A large portion of my players has also bought dice and rulebooks of their own, taking pride in reading through spells and abilities in their own time. They spend quite a bit of time digging through these books to come up with fresh ideas to slay monsters. Teens that haven’t bought books of their own frequently request and check out the library’s circulating D&D books. I see groups of them collaborating in the teen section in preparation for the day’s session, which has been amazing to see. Many of my players told me they do not frequently read, and yet they are going out of their way to dig through a several hundred page rulebook.

D&d Core Books

I have also used our D&D sessions as a chance to recommend many fantasy and science fiction books that I think players will enjoy.

How can you get started?

Right, so after all this, you are probably (hopefully?) wondering how you can start a D&D program of your own, in the most time- and cost-efficient way.

For those of you brand new to D&D, I would recommend purchasing the D&D Starter Set* for the most recent, 5th Edition, which in my opinion is the best edition to play. This starter set costs $20, it contains a full set of dice, a starter version of the rules, several pre-made characters for players to play, and a great prewritten adventure for new Dungeon Masters to use, which will walk you through how to play the game. This little box contains at least 20 hours of play in it, perhaps more, and it is all you need to get started. If you have a local game store in your area, maybe they will even consider donating the item to your library, it’s always worth asking.

*Editor’s note: Wizards of the Coast has since then released an Essentials kit as well, containing rules for character creation, a different adventure, more dice, a DM screen and cards for spells and items. You can see a comparison between the two kits here.

If you are looking for expanded content, or content for more veteran players, all you need to purchase in addition to dice, is the Players Handbook and the Monsters Manual. These two books will give you limitless content, and give you the complete rules to play the game. The Dungeon Masters Guide is the final book of these core rulebooks, but you can probably skip it until you get a feel for the program.

In addition to these two books, I would strongly recommend purchasing a pre-made adventure, as this makes your job as the librarian much easier; rather than creating encounters, cities, and people to populate these areas from scratch, you can just read what professional adventure writers have created. I would personally recommend Tales from Yawning Portal; these are a series of dungeons that are loosely interconnected, rather than a large adventure, spanning continents, so it will be easier for a new Dungeon Masters to manage. It also means that players can come and go easier during the adventure, without creating problems for the group.

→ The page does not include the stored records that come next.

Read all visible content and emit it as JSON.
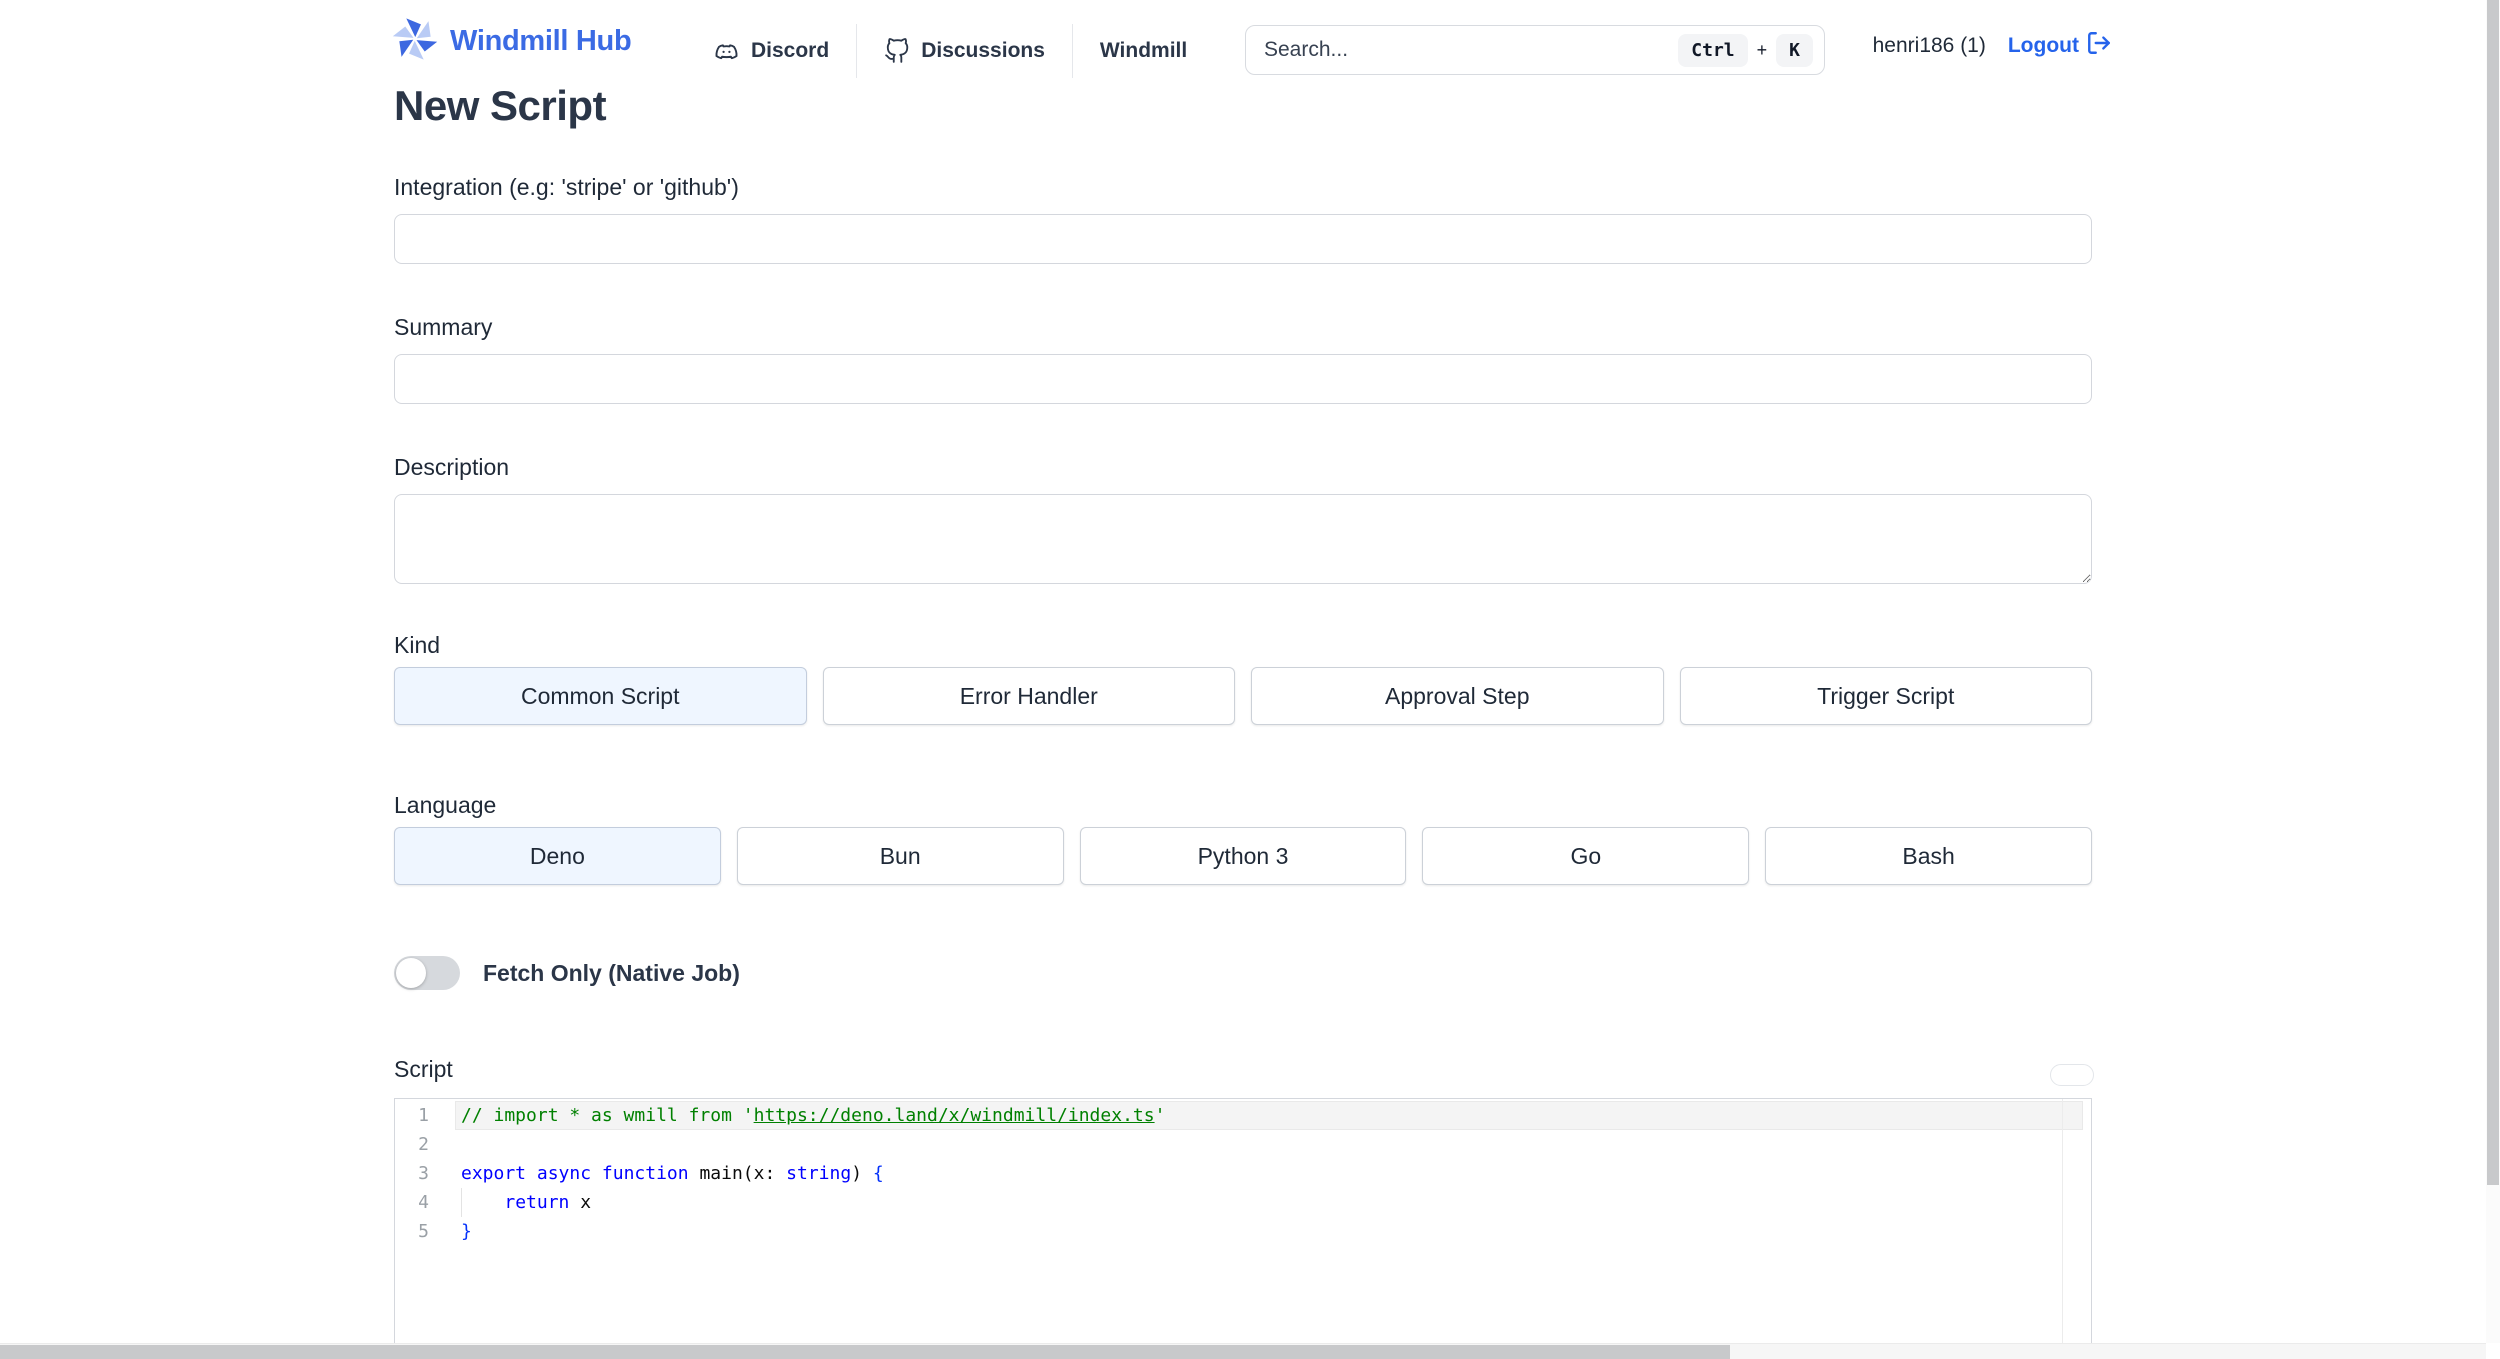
{
  "header": {
    "brand": "Windmill Hub",
    "nav": {
      "discord": "Discord",
      "discussions": "Discussions",
      "windmill": "Windmill"
    },
    "search": {
      "placeholder": "Search...",
      "shortcut_ctrl": "Ctrl",
      "shortcut_plus": "+",
      "shortcut_key": "K"
    },
    "user": "henri186 (1)",
    "logout": "Logout"
  },
  "page": {
    "title": "New Script",
    "integration": {
      "label": "Integration (e.g: 'stripe' or 'github')",
      "value": ""
    },
    "summary": {
      "label": "Summary",
      "value": ""
    },
    "description": {
      "label": "Description",
      "value": ""
    },
    "kind": {
      "label": "Kind",
      "options": [
        "Common Script",
        "Error Handler",
        "Approval Step",
        "Trigger Script"
      ],
      "selected": "Common Script",
      "selected_index": 0
    },
    "language": {
      "label": "Language",
      "options": [
        "Deno",
        "Bun",
        "Python 3",
        "Go",
        "Bash"
      ],
      "selected": "Deno",
      "selected_index": 0
    },
    "fetch_only": {
      "label": "Fetch Only (Native Job)",
      "enabled": false
    },
    "script": {
      "label": "Script",
      "lines": [
        {
          "num": "1",
          "active": true,
          "tokens": [
            {
              "t": "// import * as wmill from '",
              "c": "comment"
            },
            {
              "t": "https://deno.land/x/windmill/index.ts",
              "c": "link"
            },
            {
              "t": "'",
              "c": "comment"
            }
          ]
        },
        {
          "num": "2",
          "tokens": []
        },
        {
          "num": "3",
          "tokens": [
            {
              "t": "export",
              "c": "kw"
            },
            {
              "t": " ",
              "c": "pl"
            },
            {
              "t": "async",
              "c": "kw"
            },
            {
              "t": " ",
              "c": "pl"
            },
            {
              "t": "function",
              "c": "kw"
            },
            {
              "t": " main",
              "c": "pl"
            },
            {
              "t": "(x: ",
              "c": "pl"
            },
            {
              "t": "string",
              "c": "kw"
            },
            {
              "t": ") ",
              "c": "pl"
            },
            {
              "t": "{",
              "c": "br"
            }
          ]
        },
        {
          "num": "4",
          "guide": true,
          "tokens": [
            {
              "t": "    ",
              "c": "pl"
            },
            {
              "t": "return",
              "c": "kw"
            },
            {
              "t": " x",
              "c": "pl"
            }
          ]
        },
        {
          "num": "5",
          "tokens": [
            {
              "t": "}",
              "c": "br"
            }
          ]
        }
      ]
    }
  },
  "colors": {
    "accent": "#3b6be4",
    "logout_blue": "#2563eb",
    "selected_bg": "#eff6ff",
    "comment_green": "#008000",
    "keyword_blue": "#0000ff",
    "bracket_blue": "#0431fa"
  }
}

Editor’s note: Waterdeep Dragon Heist is another pre-made adventure that can be recommended. It has an extensive world, supporting characters and a storyline that is different based on in which season the story happens, offering great replayability.

Tales From The Yawning Portal